Nepal | April 19, 2019

Envoy appointments kept aside on the backburner

COMMENTARY

Lekhanath Pandey

Kathmandu, April 9

Nepali diplomacy is indeed unique. We keep diplomatic outposts headless for months and even years, but expect the best outcomes from our missions abroad.

We tend to cut diplomatic contacts in host countries by delaying ambassadorial appointments, but pass the buck to a new diplomat if anything goes wrong. We lobby hard to dispatch financial backers and party cadres as envoys, but expect neutral assessment feedback from them.

Again, ambassadorial nominations become priority agenda of successive governments, primarily the foreign ministers’. These ministers even knock the doors of their successors to get their men appointed.

For example, there have been four ministers — Narayan Kaji Shrestha, Madhav Prasad Ghimire, Mahendra Bahadur Pandey and Kamal Thapa — after Ambassador to Egypt Shyam Lal Tabdar passed away in December 2012. However, the government is yet to name Tabdar’s successor.

The government recalled Ambassador to Qatar Maya Kumari Sharma in September 2013 following her controversial remark that the Gulf state was an open jail for migrant workers. No one has replaced her yet.

“We allow senior career diplomats to retire, but don’t name them ambassadors,” said former foreign secretary Madhu Raman Acharya. It can be recalled that the government chose to give retirement to Chief of Protocol Arjun Kanta Mainali rather than appoint him ambassador.
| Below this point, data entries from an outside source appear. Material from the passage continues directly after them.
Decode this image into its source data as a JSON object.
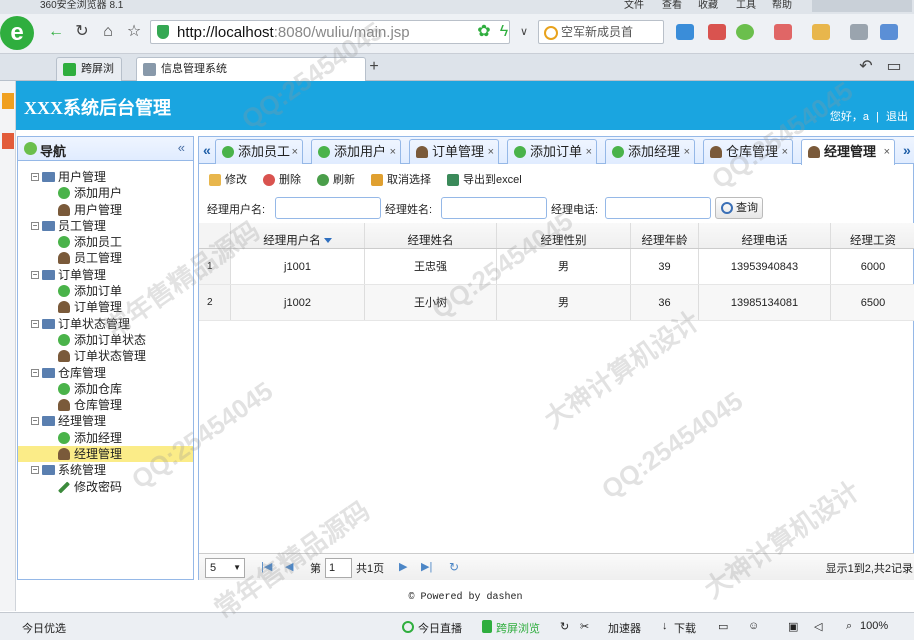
{
  "browser": {
    "app_title": "360安全浏览器 8.1",
    "menu": [
      "文件",
      "查看",
      "收藏",
      "工具",
      "帮助"
    ],
    "url_host": "http://localhost",
    "url_path": ":8080/wuliu/main.jsp",
    "search_placeholder": "空军新成员首",
    "tabs": [
      {
        "label": "跨屏浏览"
      },
      {
        "label": "信息管理系统"
      }
    ]
  },
  "header": {
    "title": "XXX系统后台管理",
    "greeting": "您好，a",
    "separator": "|",
    "logout": "退出"
  },
  "nav": {
    "title": "导航",
    "collapse": "«",
    "groups": [
      {
        "label": "用户管理",
        "items": [
          "添加用户",
          "用户管理"
        ]
      },
      {
        "label": "员工管理",
        "items": [
          "添加员工",
          "员工管理"
        ]
      },
      {
        "label": "订单管理",
        "items": [
          "添加订单",
          "订单管理"
        ]
      },
      {
        "label": "订单状态管理",
        "items": [
          "添加订单状态",
          "订单状态管理"
        ]
      },
      {
        "label": "仓库管理",
        "items": [
          "添加仓库",
          "仓库管理"
        ]
      },
      {
        "label": "经理管理",
        "items": [
          "添加经理",
          "经理管理"
        ]
      },
      {
        "label": "系统管理",
        "items": [
          "修改密码"
        ]
      }
    ],
    "selected": "经理管理"
  },
  "tabs": [
    {
      "label": "添加员工",
      "close": "×"
    },
    {
      "label": "添加用户",
      "close": "×"
    },
    {
      "label": "订单管理",
      "close": "×"
    },
    {
      "label": "添加订单",
      "close": "×"
    },
    {
      "label": "添加经理",
      "close": "×"
    },
    {
      "label": "仓库管理",
      "close": "×"
    },
    {
      "label": "经理管理",
      "close": "×"
    }
  ],
  "toolbar": {
    "edit": "修改",
    "delete": "删除",
    "refresh": "刷新",
    "cancel_select": "取消选择",
    "export": "导出到excel"
  },
  "filters": {
    "username_label": "经理用户名:",
    "name_label": "经理姓名:",
    "phone_label": "经理电话:",
    "query": "查询"
  },
  "grid": {
    "columns": [
      "经理用户名",
      "经理姓名",
      "经理性别",
      "经理年龄",
      "经理电话",
      "经理工资"
    ],
    "rows": [
      {
        "num": "1",
        "cells": [
          "j1001",
          "王忠强",
          "男",
          "39",
          "13953940843",
          "6000"
        ]
      },
      {
        "num": "2",
        "cells": [
          "j1002",
          "王小树",
          "男",
          "36",
          "13985134081",
          "6500"
        ]
      }
    ]
  },
  "pager": {
    "page_size": "5",
    "page_prefix": "第",
    "page_value": "1",
    "page_suffix": "共1页",
    "summary": "显示1到2,共2记录"
  },
  "footer": "© Powered by dashen",
  "status": {
    "left": "今日优选",
    "live": "今日直播",
    "cross": "跨屏浏览",
    "accel": "加速器",
    "download": "下载",
    "zoom": "100%"
  },
  "watermarks": [
    "QQ:25454045",
    "大神计算机设计",
    "常年售精品源码"
  ]
}
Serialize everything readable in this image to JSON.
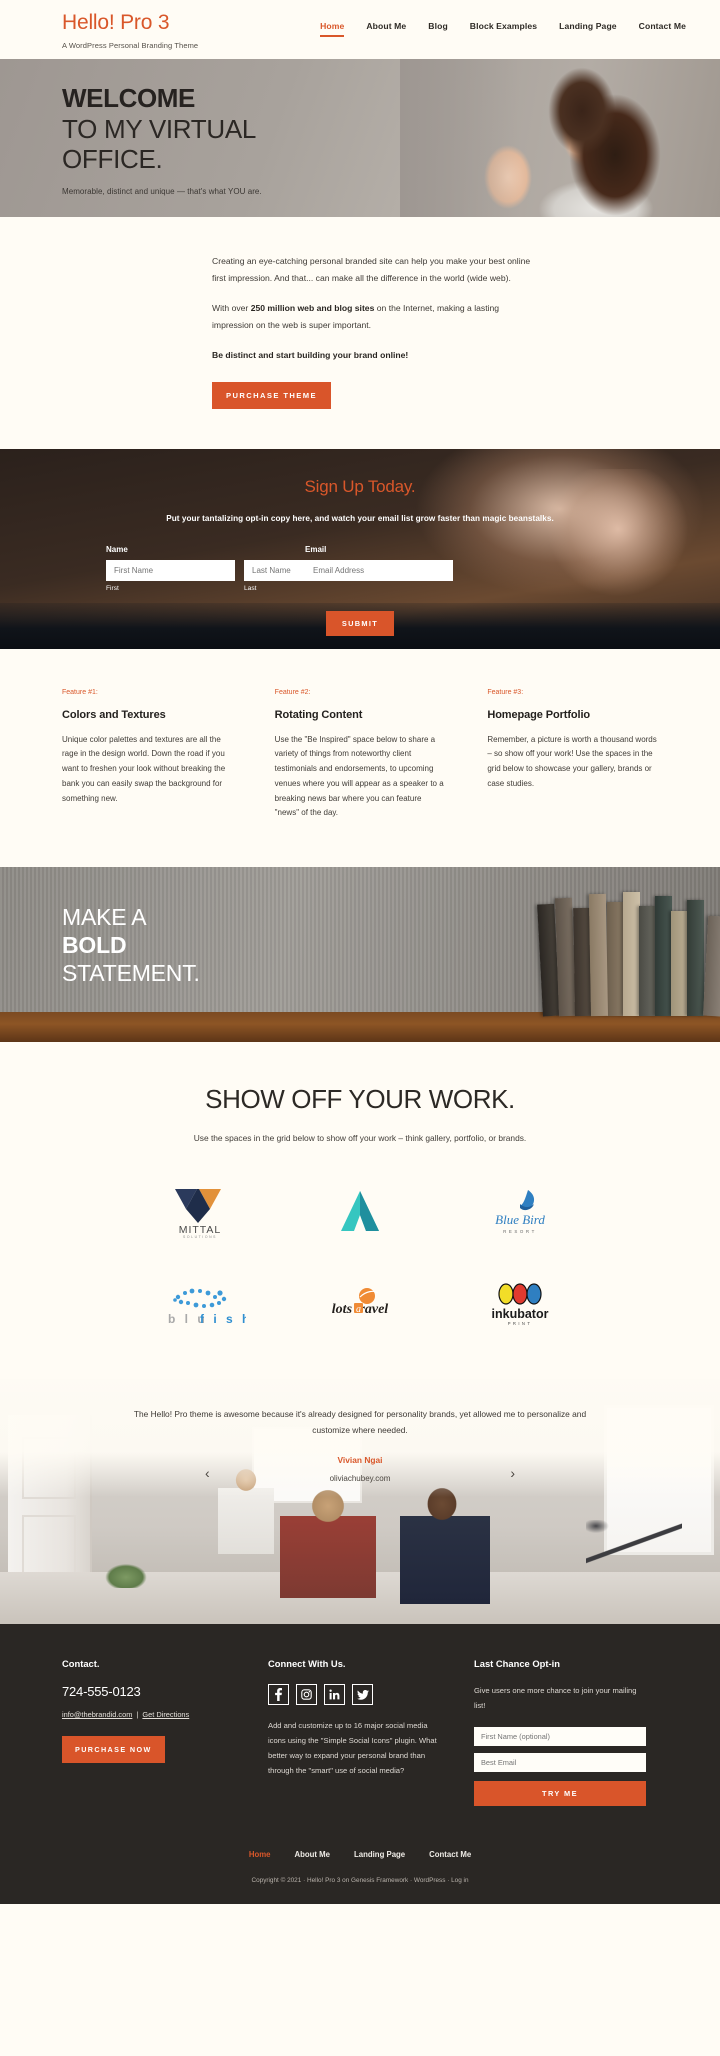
{
  "header": {
    "site_title": "Hello! Pro 3",
    "site_description": "A WordPress Personal Branding Theme",
    "nav": [
      {
        "label": "Home",
        "active": true
      },
      {
        "label": "About Me",
        "active": false
      },
      {
        "label": "Blog",
        "active": false
      },
      {
        "label": "Block Examples",
        "active": false
      },
      {
        "label": "Landing Page",
        "active": false
      },
      {
        "label": "Contact Me",
        "active": false
      }
    ]
  },
  "hero": {
    "line1": "WELCOME",
    "line2": "TO MY VIRTUAL",
    "line3": "OFFICE.",
    "subtitle": "Memorable, distinct and unique — that's what YOU are."
  },
  "intro": {
    "paragraph1": "Creating an eye-catching personal branded site can help you make your best online first impression. And that... can make all the difference in the world (wide web).",
    "paragraph2_pre": "With over ",
    "paragraph2_bold": "250 million web and blog sites",
    "paragraph2_post": " on the Internet, making a lasting impression on the web is super important.",
    "paragraph3": "Be distinct and start building your brand online!",
    "cta_label": "PURCHASE THEME"
  },
  "optin": {
    "title": "Sign Up Today.",
    "subtitle": "Put your tantalizing opt-in copy here, and watch your email list grow faster than magic beanstalks.",
    "name_label": "Name",
    "email_label": "Email",
    "first_placeholder": "First Name",
    "last_placeholder": "Last Name",
    "email_placeholder": "Email Address",
    "first_sublabel": "First",
    "last_sublabel": "Last",
    "submit_label": "SUBMIT"
  },
  "features": [
    {
      "eyebrow": "Feature #1:",
      "title": "Colors and Textures",
      "body": "Unique color palettes and textures are all the rage in the design world. Down the road if you want to freshen your look without breaking the bank you can easily swap the background for something new."
    },
    {
      "eyebrow": "Feature #2:",
      "title": "Rotating Content",
      "body": "Use the \"Be Inspired\" space below to share a variety of things from noteworthy client testimonials and endorsements, to upcoming venues where you will appear as a speaker to a breaking news bar where you can feature \"news\" of the day."
    },
    {
      "eyebrow": "Feature #3:",
      "title": "Homepage Portfolio",
      "body": "Remember, a picture is worth a thousand words – so show off your work! Use the spaces in the grid below to showcase your gallery, brands or case studies."
    }
  ],
  "bold_banner": {
    "line1": "MAKE A",
    "line2": "BOLD",
    "line3": "STATEMENT."
  },
  "showcase": {
    "title": "SHOW OFF YOUR WORK.",
    "subtitle": "Use the spaces in the grid below to show off your work – think gallery, portfolio, or brands.",
    "logos": [
      {
        "name": "MITTAL",
        "sub": "SOLUTIONS",
        "icon": "mittal-logo"
      },
      {
        "name": "A",
        "sub": "",
        "icon": "letter-a-logo"
      },
      {
        "name": "Blue Bird",
        "sub": "RESORT",
        "icon": "bluebird-logo"
      },
      {
        "name": "blufish",
        "sub": "",
        "icon": "blufish-logo"
      },
      {
        "name": "lotsatravel",
        "sub": "",
        "icon": "lotsatravel-logo"
      },
      {
        "name": "inkubator",
        "sub": "PRINT",
        "icon": "inkubator-logo"
      }
    ]
  },
  "testimonial": {
    "quote": "The Hello! Pro theme is awesome because it's already designed for personality brands, yet allowed me to personalize and customize where needed.",
    "author": "Vivian Ngai",
    "site": "oliviachubey.com",
    "prev_icon": "chevron-left-icon",
    "next_icon": "chevron-right-icon"
  },
  "footer": {
    "contact": {
      "title": "Contact.",
      "phone": "724-555-0123",
      "email": "info@thebrandid.com",
      "separator": " | ",
      "directions": "Get Directions",
      "cta_label": "PURCHASE NOW"
    },
    "connect": {
      "title": "Connect With Us.",
      "socials": [
        {
          "name": "facebook-icon",
          "glyph": "f"
        },
        {
          "name": "instagram-icon",
          "glyph": "◎"
        },
        {
          "name": "linkedin-icon",
          "glyph": "in"
        },
        {
          "name": "twitter-icon",
          "glyph": "🐦"
        }
      ],
      "body": "Add and customize up to 16 major social media icons using the \"Simple Social Icons\" plugin. What better way to expand your personal brand than through the \"smart\" use of social media?"
    },
    "optin": {
      "title": "Last Chance Opt-in",
      "body": "Give users one more chance to join your mailing list!",
      "first_placeholder": "First Name (optional)",
      "email_placeholder": "Best Email",
      "cta_label": "TRY ME"
    },
    "nav": [
      {
        "label": "Home",
        "active": true
      },
      {
        "label": "About Me",
        "active": false
      },
      {
        "label": "Landing Page",
        "active": false
      },
      {
        "label": "Contact Me",
        "active": false
      }
    ],
    "credits_prefix": "Copyright © 2021 · ",
    "credits_link1": "Hello! Pro 3",
    "credits_mid1": " on ",
    "credits_link2": "Genesis Framework",
    "credits_mid2": " · ",
    "credits_link3": "WordPress",
    "credits_mid3": " · ",
    "credits_link4": "Log in"
  },
  "colors": {
    "accent": "#d9572a",
    "cream": "#fffcf5",
    "dark": "#2a2724"
  }
}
When the border blockade was imposed after adoption of the constitution in September last year, Nepal’s Ambassador to New Delhi Deep Kumar Upadhyay was new. He had taken charge of the Nepali Embassy in New Delhi in April, after the post had remained vacant for more than three years.
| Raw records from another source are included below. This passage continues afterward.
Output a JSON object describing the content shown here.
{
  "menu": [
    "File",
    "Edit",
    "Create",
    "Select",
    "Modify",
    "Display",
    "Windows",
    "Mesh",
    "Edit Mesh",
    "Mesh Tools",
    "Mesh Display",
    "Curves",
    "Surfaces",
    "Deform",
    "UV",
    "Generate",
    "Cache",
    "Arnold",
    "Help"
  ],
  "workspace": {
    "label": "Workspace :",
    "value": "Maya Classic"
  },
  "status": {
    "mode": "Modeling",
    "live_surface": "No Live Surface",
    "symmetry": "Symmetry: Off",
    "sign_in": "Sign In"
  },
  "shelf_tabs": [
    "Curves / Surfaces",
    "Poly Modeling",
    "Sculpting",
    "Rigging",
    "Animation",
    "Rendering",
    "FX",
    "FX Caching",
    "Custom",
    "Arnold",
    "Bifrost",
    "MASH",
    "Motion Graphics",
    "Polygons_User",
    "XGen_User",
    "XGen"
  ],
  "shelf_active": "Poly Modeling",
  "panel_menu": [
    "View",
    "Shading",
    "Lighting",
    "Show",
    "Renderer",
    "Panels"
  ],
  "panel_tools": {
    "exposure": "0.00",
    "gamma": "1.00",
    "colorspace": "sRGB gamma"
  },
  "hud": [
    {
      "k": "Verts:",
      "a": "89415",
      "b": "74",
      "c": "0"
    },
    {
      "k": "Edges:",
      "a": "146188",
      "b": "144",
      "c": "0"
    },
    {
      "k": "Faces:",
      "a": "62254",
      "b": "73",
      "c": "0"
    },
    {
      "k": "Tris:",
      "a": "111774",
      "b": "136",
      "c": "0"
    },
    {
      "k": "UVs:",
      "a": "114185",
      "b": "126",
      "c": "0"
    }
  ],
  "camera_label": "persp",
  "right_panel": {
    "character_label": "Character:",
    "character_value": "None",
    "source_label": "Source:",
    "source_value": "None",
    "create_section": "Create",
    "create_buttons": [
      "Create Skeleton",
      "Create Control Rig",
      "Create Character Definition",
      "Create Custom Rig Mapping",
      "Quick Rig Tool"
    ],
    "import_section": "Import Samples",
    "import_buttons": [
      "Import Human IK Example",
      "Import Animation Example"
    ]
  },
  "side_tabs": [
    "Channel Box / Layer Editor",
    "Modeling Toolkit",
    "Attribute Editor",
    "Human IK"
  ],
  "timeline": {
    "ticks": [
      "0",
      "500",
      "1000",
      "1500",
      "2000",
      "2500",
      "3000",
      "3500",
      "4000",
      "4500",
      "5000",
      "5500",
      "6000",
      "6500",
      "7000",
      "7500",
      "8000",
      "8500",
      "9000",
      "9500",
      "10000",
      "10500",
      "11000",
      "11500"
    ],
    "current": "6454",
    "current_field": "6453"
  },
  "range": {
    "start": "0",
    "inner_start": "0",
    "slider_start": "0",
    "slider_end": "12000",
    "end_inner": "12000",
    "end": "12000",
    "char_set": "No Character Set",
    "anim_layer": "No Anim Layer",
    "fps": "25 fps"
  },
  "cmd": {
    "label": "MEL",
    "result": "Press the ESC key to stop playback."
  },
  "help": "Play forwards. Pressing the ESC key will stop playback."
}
“How do you expect up-to-date and in-depth output from a mission you just simply turn a blind eye to?” Prof Shreedhar Khatri asked recently.

According to the Ministry of Foreign Affairs, 11 Nepali embassies — UK, Germany, Brazil, Egypt, Saudi Arabia, Qatar, Oman, Bahrain, Sri Lanka, Japan and Bangladesh, are currently without ambassadors. Ten more diplomatic outposts in China, South Korea, UAE, Israel, Myanmar, Pakistan, Australia, Denmark, Belgium and Russia will be without chiefs within two months.

Earlier, Prime Minister KP Sharma Oli had claimed he was keen to strengthen diplomatic missions through timely appointment of envoys.

However, envoy appointments are easier said than done. This is mainly due to differences over sharing of ambassadorial positions among parties.

Deputy PM and Foreign Minister Kamal Thapa recently said the process of appointing envoys would begin shortly. But, he was only repeating what he had said several times since he became foreign minister in October.

Foreign Secretary Shankar Das Bairagi has repeatedly drawn the attention of parties and the government, including the prime minister, to the issue. He said keeping the positions of top diplomats in embassies vacant for long weakens our international image.

The prime minister’s foreign affairs expert Gopal Khanal also echoed the same. But, their suggestions have largely been overlooked.


A version of this article appears in print on April 10, 2016 of The Himalayan Times.


Follow The Himalayan Times on Twitter and Facebook

Recommended Stories: